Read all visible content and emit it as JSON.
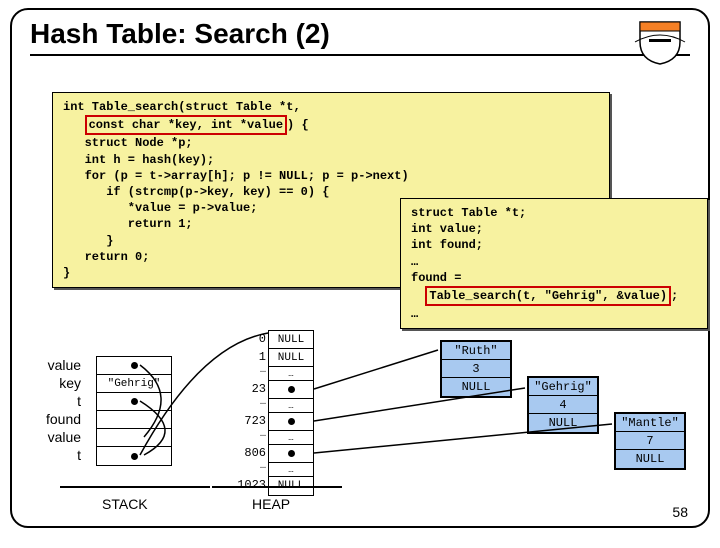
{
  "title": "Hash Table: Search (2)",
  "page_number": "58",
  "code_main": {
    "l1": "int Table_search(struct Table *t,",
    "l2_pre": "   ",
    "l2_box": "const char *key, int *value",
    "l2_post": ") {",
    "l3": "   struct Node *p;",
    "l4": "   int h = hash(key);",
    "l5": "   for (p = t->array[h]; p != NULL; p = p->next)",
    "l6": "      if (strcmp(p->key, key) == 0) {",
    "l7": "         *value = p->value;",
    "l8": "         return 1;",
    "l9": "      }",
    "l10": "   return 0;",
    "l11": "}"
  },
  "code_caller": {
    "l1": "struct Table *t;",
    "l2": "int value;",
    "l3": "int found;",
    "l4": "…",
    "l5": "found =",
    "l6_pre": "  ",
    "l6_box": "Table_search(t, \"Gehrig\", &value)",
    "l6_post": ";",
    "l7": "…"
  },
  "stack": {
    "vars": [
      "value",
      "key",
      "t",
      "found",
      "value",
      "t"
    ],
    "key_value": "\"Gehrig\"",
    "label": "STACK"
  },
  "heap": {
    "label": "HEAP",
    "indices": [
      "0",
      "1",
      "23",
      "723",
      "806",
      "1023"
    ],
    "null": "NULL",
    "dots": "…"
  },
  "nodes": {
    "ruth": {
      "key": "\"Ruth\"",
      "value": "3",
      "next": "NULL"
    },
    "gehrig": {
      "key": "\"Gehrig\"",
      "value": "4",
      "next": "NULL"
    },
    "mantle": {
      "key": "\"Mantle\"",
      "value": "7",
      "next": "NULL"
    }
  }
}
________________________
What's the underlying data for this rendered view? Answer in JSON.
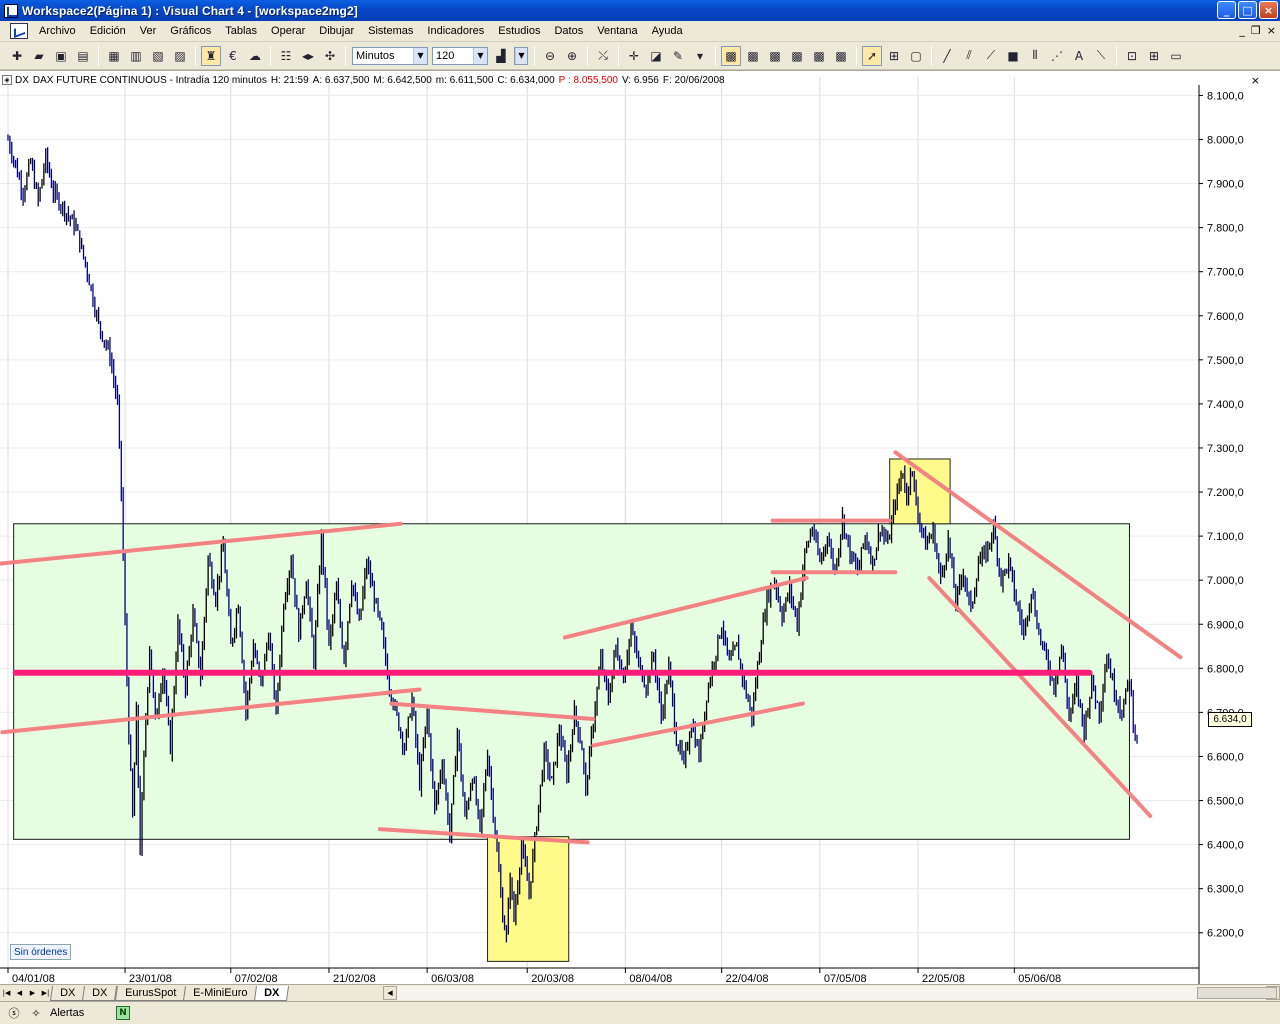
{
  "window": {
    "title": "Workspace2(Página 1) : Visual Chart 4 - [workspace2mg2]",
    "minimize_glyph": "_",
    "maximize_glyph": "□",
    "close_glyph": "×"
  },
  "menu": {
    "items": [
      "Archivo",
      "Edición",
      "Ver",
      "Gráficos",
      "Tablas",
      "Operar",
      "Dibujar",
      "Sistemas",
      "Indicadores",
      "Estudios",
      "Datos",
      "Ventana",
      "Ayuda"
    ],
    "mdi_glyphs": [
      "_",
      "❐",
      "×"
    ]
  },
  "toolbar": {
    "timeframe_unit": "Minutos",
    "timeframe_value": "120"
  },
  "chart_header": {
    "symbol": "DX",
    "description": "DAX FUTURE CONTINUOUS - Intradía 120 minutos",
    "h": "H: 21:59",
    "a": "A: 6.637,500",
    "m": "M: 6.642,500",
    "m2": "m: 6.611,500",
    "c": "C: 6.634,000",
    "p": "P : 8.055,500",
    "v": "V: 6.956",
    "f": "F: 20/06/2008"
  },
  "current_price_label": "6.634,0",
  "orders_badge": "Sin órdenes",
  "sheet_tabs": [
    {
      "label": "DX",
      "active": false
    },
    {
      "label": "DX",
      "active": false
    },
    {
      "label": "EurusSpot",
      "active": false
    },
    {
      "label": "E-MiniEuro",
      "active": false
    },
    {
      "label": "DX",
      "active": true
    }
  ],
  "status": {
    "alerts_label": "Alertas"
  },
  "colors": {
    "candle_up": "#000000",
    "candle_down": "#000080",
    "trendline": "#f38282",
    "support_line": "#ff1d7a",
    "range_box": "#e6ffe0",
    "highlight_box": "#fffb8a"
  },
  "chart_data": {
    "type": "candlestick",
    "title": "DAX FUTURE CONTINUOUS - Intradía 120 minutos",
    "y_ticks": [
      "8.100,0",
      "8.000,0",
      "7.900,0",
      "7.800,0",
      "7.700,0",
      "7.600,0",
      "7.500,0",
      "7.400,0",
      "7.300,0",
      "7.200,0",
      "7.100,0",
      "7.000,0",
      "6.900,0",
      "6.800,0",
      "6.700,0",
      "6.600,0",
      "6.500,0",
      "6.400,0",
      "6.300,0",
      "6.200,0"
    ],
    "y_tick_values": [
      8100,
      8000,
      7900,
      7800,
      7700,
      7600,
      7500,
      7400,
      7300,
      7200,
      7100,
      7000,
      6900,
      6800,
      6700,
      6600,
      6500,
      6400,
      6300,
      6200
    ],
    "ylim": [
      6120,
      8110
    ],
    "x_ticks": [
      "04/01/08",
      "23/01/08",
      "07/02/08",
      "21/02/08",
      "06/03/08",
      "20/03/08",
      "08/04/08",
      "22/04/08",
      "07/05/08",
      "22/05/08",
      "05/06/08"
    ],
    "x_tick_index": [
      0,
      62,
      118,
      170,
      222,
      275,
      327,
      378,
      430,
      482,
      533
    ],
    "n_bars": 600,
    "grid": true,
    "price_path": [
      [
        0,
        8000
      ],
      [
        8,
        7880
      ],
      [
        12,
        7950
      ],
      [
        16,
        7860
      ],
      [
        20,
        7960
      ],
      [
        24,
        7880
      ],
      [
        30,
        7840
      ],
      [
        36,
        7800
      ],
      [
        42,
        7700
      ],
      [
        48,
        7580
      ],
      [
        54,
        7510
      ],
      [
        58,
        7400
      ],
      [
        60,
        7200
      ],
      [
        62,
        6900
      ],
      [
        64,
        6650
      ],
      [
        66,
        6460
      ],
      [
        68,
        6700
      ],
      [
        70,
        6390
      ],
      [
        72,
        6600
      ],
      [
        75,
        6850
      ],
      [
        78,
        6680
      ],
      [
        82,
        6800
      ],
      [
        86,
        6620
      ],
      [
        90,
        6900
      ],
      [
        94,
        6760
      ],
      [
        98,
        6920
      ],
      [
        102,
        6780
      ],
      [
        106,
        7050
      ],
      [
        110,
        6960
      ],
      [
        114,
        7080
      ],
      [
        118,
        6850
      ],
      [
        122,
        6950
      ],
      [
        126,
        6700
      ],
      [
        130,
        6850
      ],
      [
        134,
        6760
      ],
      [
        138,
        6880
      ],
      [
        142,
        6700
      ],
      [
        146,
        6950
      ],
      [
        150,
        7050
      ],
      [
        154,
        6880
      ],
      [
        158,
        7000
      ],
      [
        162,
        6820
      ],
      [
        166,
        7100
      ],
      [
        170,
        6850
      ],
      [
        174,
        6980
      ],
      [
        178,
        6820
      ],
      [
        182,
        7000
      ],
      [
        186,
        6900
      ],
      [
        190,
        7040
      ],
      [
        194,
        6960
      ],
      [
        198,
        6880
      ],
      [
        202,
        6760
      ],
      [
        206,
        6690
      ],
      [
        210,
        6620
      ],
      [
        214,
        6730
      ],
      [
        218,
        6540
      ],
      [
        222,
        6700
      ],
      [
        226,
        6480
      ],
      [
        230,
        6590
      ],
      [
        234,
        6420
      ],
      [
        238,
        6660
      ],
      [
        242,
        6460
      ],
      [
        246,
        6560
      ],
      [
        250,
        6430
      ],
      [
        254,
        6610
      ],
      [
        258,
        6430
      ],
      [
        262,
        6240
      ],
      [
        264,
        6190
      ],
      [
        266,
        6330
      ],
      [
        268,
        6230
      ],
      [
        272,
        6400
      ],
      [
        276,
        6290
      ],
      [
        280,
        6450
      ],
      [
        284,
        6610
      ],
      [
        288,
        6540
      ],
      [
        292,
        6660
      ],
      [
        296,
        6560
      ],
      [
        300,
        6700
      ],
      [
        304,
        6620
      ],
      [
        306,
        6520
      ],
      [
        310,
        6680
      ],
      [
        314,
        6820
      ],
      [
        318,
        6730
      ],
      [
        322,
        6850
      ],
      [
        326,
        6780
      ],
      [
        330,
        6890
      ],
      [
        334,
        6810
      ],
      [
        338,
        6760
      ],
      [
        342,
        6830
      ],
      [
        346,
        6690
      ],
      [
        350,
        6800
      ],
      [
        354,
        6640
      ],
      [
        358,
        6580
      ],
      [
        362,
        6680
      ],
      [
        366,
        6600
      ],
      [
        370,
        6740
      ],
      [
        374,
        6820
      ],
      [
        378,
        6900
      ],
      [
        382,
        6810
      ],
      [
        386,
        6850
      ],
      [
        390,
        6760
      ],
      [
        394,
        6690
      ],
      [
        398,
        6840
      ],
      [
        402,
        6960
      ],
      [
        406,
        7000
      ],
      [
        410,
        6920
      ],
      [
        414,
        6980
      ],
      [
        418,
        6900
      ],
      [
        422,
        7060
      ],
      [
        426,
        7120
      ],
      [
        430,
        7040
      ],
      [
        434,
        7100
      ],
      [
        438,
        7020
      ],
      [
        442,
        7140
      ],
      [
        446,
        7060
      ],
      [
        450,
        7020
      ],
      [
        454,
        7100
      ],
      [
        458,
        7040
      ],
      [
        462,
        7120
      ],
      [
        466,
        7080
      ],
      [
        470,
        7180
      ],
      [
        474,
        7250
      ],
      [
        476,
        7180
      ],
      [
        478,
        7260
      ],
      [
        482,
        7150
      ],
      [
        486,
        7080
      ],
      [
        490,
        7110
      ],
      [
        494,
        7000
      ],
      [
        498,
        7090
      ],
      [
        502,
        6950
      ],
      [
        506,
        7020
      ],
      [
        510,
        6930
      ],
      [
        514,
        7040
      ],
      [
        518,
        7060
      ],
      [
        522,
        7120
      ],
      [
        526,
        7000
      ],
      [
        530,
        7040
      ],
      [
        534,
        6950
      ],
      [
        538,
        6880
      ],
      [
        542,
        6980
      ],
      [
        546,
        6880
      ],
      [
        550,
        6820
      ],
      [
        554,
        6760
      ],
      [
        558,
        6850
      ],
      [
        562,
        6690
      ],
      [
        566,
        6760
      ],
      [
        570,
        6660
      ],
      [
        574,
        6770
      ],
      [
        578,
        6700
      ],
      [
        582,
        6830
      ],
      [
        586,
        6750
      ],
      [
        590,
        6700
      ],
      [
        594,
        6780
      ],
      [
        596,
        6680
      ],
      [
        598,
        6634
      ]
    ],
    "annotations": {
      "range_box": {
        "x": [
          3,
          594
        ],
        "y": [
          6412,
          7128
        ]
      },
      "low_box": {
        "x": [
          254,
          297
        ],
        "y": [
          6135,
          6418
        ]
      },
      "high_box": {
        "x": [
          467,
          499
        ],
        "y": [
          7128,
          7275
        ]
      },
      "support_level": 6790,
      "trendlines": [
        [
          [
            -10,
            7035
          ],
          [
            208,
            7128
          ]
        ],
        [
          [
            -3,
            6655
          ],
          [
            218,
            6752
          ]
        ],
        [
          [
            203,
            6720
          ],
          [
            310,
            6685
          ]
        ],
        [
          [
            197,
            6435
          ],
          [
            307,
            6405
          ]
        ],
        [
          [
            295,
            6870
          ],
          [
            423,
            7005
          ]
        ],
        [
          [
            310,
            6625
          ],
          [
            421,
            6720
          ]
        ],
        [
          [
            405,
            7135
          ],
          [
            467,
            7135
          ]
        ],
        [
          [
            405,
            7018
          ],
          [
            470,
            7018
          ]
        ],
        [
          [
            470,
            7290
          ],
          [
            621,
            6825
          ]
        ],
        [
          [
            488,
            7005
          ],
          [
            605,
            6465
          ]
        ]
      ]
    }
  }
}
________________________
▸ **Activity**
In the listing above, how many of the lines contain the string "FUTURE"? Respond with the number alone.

▸ **Solution to the problem**
2